That being said, there is so much more you need to think about than just a responsive theme. Carson Ward lays out some really interesting ideas in this post which I highly recommend you read.
4. A mix of back links
If you’re a blogger that is trying to grow a business online you’ve probably been thinking about back links for a while now. This is a little more “back end” than the other tips but I still want to mention it.
A good website will attract links from a variety of sources. For example, you might get mentioned on other blogs, new sites, YouTube videos, Twitter, and so forth. These mentions all create a picture of a very healthy, organic website in Google’s eyes.
This also goes one step further – the anchor text that is used is very important. In the old days you’d just build back links with the anchor text “blogging tips” if you wanted to rank for that particular keyword. Nowadays that’s a bit of a warning signal to Google because it looks like you’re intentionally trying to game the system.
When you do guest posts, forum posts, etc. make sure you always link to your blog in an organic and authentic way and don’t go overboard with the anchor text. Ensure that your links come from relevant websites, but also try to make sure it’s a wide variety of sources.
5. Multiple media formats that emphasize visual
If you do a quick search of the front page for almost any keyword you’ll notice that the top ranking posts generally have one thing in common: visual content. Sites like BuzzFeed are almost exclusively videos, gifs and memes with only a little bit of explaining text.
There’s a reason for this. As more and more people get mobiles and more and more mobiles get 4G and 5G cheap data, we’re seeing huge increases in the viewing of content that was previously slow to load. People love and they share it a lot. More shares usually equates to better rankings over time.
One of my favorite fitness sites, Strong Lifts, ranks number one on Google for almost every basic (and high traffic!) keyword to do with bodybuilding. In this article on how to deadlift you’ll see how much of it is images, videos and little comparison charts on correct and incorrect techniques.
The Australian ABC News regularly comes up with excellent visual content that performs really well. Have a look at this wonderful quiz that they did a while ago about Tony Abbott’s election promises. On a side note, I’m currently building something that will enable this type of quiz for WordPress blogs. 😉
6. Geographically targeted elements
When Google launched its Pigeon Update it signaled a big change towards more local results.

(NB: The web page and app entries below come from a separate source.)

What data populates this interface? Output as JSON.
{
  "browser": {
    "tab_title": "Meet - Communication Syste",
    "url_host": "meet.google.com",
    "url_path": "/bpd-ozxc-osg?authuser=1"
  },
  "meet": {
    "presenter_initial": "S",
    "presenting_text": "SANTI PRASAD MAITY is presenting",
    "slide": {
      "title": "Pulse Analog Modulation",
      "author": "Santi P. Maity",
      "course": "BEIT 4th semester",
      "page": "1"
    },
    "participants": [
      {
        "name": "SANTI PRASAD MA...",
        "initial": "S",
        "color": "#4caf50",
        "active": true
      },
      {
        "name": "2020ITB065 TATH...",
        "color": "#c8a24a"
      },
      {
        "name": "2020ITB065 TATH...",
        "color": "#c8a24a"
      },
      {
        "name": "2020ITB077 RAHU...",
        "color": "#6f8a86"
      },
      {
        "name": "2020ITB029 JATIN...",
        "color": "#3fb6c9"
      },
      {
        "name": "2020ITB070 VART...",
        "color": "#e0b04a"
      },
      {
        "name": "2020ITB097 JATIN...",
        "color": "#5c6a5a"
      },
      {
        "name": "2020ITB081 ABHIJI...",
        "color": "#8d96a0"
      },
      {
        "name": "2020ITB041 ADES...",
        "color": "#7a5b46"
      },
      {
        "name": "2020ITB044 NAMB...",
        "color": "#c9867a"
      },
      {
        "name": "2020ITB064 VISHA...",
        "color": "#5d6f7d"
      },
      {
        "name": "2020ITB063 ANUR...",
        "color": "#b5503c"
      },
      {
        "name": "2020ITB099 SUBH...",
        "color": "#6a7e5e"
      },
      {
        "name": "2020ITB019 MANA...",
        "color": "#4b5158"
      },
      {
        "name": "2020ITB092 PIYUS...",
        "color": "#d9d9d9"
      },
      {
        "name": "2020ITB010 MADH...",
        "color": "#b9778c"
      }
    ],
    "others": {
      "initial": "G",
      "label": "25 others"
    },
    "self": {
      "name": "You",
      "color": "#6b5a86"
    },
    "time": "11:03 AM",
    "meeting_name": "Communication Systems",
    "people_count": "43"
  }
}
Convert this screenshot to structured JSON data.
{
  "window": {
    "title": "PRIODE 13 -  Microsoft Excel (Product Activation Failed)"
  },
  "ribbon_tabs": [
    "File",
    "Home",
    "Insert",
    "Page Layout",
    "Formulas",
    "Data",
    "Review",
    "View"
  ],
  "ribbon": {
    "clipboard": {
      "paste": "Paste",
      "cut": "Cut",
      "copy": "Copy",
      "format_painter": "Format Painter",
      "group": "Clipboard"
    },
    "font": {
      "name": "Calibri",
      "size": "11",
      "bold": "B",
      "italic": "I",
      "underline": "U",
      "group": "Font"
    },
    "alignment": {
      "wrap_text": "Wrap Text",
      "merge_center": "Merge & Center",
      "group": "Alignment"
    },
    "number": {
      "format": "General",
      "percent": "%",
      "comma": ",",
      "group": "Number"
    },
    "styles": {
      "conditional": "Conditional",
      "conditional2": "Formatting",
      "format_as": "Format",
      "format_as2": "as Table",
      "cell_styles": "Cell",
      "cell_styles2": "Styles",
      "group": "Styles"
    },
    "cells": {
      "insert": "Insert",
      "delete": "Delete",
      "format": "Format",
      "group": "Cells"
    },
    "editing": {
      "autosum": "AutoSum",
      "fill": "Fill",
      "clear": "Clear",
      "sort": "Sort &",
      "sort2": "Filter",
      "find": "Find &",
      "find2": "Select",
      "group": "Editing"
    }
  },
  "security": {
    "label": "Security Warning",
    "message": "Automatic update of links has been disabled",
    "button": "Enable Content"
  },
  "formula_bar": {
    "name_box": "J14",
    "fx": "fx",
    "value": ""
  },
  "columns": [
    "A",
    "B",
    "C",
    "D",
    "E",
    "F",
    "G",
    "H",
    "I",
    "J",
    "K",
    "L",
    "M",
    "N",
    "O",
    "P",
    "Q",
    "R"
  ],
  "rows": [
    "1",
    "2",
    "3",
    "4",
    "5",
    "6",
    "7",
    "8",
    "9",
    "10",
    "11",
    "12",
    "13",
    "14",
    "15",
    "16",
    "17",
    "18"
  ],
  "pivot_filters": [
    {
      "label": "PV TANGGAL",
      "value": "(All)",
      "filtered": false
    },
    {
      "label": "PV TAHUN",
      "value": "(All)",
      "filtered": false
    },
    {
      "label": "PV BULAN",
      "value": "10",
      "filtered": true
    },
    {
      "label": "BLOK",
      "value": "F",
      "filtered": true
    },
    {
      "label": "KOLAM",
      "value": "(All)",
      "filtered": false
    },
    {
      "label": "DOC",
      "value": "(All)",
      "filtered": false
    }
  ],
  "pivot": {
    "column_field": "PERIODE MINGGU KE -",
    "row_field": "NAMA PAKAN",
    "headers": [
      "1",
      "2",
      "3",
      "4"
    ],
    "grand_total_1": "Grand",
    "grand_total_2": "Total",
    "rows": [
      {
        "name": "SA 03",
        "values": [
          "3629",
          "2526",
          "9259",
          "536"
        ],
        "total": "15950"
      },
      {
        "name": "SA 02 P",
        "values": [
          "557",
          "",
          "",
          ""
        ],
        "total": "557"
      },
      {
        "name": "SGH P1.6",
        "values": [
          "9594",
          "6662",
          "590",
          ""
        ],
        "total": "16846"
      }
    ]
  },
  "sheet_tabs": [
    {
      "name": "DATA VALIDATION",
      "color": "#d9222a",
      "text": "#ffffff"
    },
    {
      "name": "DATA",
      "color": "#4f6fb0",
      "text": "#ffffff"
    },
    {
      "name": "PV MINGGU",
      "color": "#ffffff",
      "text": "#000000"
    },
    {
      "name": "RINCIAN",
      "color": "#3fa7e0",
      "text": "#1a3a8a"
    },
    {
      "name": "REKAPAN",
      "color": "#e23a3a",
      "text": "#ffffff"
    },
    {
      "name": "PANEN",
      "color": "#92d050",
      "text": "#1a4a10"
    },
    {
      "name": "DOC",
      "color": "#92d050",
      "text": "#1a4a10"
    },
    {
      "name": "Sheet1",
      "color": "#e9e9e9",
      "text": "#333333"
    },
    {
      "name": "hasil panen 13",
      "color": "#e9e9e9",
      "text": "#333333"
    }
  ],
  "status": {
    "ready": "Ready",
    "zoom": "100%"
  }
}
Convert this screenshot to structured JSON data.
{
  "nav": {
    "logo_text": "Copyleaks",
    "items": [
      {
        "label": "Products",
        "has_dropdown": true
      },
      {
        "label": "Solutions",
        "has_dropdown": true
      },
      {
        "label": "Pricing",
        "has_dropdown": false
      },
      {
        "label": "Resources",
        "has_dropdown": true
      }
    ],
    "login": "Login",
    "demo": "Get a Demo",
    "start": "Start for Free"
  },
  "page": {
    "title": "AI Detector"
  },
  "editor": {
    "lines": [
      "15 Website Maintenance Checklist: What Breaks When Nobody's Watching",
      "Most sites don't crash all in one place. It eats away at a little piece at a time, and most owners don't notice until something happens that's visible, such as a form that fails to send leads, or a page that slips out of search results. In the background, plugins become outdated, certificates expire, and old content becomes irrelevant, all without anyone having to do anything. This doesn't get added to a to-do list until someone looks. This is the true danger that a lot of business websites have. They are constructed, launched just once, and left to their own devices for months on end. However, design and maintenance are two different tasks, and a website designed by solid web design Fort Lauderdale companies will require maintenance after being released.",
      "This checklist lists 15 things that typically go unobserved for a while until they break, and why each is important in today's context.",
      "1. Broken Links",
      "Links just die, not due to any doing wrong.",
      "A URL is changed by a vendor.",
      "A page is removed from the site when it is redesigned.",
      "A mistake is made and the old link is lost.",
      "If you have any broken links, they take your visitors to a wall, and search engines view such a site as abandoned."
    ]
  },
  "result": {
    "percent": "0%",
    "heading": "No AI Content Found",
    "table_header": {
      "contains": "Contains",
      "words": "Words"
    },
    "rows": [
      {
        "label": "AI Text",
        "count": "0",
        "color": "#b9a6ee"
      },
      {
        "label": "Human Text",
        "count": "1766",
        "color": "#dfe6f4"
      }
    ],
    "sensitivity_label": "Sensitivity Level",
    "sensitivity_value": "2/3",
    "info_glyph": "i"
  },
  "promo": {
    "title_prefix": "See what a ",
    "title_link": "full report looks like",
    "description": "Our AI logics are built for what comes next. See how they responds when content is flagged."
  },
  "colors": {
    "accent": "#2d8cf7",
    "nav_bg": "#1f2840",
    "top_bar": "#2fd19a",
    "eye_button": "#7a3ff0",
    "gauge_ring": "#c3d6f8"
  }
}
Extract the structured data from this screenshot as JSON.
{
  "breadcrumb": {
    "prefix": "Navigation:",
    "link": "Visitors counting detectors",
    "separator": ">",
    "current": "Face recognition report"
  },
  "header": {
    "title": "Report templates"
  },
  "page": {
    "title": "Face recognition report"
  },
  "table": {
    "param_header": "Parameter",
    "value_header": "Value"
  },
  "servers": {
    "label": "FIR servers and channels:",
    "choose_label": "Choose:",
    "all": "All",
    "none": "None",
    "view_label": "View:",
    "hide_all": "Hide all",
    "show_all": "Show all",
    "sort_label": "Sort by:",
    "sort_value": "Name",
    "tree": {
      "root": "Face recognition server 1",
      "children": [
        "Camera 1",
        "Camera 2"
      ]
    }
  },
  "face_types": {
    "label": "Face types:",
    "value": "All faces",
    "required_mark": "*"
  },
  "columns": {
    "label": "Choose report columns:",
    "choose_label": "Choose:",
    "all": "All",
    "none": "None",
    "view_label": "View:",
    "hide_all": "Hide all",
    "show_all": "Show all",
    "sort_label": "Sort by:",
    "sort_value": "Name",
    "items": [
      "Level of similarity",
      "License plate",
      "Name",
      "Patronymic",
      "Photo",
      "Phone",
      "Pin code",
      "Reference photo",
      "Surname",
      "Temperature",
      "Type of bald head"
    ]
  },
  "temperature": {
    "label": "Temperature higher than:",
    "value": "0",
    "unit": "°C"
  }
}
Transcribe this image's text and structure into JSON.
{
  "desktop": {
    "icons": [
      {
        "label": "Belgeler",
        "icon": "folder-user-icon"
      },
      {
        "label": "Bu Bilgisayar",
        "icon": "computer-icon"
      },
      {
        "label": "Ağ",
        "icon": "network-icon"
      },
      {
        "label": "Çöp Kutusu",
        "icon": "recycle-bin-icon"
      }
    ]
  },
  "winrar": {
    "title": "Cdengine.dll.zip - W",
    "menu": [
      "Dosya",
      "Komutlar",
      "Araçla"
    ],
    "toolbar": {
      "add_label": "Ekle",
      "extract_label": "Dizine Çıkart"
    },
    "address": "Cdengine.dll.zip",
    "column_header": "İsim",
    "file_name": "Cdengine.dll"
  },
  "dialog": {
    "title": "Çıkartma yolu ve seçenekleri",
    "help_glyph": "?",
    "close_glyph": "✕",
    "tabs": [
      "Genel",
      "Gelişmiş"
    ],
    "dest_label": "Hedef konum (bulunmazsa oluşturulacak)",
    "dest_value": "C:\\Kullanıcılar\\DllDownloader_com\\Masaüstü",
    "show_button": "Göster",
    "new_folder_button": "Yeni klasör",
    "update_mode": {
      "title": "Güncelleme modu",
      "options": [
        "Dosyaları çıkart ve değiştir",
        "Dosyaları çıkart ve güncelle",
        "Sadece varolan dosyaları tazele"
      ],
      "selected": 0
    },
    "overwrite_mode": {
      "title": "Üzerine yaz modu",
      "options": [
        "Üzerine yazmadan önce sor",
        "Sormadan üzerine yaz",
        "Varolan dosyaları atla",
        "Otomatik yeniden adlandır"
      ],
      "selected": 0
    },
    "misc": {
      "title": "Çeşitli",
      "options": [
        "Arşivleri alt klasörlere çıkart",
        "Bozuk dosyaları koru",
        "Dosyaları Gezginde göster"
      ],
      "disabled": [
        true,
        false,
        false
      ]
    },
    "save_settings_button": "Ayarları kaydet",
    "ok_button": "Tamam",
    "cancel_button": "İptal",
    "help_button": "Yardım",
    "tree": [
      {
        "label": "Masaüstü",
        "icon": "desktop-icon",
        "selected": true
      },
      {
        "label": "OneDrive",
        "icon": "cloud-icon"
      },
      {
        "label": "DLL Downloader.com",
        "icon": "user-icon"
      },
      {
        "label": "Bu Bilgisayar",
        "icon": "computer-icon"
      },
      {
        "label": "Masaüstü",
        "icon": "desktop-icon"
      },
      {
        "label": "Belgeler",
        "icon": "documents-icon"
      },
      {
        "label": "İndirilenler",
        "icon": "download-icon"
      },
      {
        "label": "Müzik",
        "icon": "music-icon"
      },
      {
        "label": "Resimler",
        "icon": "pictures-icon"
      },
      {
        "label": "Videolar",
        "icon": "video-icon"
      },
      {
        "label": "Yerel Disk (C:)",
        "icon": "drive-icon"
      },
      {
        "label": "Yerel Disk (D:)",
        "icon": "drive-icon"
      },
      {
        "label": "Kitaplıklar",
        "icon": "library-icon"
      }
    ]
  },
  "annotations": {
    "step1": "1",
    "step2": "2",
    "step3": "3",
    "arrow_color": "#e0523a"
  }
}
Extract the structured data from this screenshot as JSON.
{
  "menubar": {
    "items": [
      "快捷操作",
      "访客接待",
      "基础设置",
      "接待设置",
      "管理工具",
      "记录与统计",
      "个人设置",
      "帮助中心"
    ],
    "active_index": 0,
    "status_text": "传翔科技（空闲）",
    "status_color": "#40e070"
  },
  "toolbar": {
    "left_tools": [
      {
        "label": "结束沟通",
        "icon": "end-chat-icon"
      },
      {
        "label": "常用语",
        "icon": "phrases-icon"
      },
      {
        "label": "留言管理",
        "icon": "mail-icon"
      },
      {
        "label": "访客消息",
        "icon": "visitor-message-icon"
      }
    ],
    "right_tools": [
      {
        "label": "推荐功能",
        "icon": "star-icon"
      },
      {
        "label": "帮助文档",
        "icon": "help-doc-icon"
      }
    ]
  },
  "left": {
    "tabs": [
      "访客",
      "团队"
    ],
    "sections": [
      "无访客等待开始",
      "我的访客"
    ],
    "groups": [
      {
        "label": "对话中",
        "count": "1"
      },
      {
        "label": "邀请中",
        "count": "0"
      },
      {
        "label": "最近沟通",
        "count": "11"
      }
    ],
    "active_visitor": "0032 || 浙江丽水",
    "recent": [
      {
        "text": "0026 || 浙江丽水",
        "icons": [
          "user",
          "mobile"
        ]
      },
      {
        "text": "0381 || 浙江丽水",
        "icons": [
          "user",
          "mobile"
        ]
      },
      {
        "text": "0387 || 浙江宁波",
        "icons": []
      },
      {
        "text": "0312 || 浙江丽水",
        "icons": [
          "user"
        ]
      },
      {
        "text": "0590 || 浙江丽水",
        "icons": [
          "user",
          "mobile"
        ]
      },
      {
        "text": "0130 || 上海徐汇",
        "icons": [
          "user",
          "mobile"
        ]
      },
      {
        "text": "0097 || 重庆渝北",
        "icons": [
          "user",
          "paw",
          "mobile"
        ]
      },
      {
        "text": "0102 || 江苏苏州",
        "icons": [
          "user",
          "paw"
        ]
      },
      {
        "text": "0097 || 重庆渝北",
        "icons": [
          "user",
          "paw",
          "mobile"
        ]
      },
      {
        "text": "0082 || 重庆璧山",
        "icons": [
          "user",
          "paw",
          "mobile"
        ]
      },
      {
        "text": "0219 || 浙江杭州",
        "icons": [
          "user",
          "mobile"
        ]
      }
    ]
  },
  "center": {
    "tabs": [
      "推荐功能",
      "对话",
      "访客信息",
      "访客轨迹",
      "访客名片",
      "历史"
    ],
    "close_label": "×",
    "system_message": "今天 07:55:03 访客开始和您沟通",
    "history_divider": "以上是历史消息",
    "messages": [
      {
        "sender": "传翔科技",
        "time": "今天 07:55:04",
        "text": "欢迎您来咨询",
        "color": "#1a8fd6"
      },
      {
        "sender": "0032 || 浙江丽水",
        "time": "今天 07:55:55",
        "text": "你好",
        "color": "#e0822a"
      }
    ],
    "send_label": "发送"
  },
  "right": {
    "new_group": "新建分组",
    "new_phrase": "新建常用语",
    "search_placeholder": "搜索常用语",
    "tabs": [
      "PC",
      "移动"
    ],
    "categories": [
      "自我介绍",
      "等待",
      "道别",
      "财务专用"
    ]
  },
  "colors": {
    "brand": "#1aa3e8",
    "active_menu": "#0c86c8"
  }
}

The search giant wanted to use the GPS in your phone and WiFi location at home to help you get more locally relevant results when you look for services.
As the example above shows, searching for “pizza” in New York will get you totally different results then searching for “pizza” when you and your phone are in Los Angeles or New Jersey.
So what do we do?
Well, if your blog is intended to attract customers in a certain area you need to make sure you are really decked out to suit that area. Add your address to the website, have company information, be active on Google Maps by claiming your listing, and make sure you start replying to reviews on Yelp and other review services. You can even use Google Webmaster Tools to nominate a location for your blog or business.
7. I forgot this one…
I actually forgot to include my seventh point when I first published this post. Ironically, only one person seemed to notice! As punishment for this terrible blogging indiscretion I have decided to not add the seventh point but actually leave this little embarrassing note to remind me not to do it again.
How does your blog measure up?
How many of these items does your average blog post include? Do you think you’re faring well. More importantly, do you think I’ve missed anything in this post that might be really important for people who are looking at getting better Google rankings and traffic in 2015 and beyond?
Leave a comment below and please give it a share if you enjoyed the read.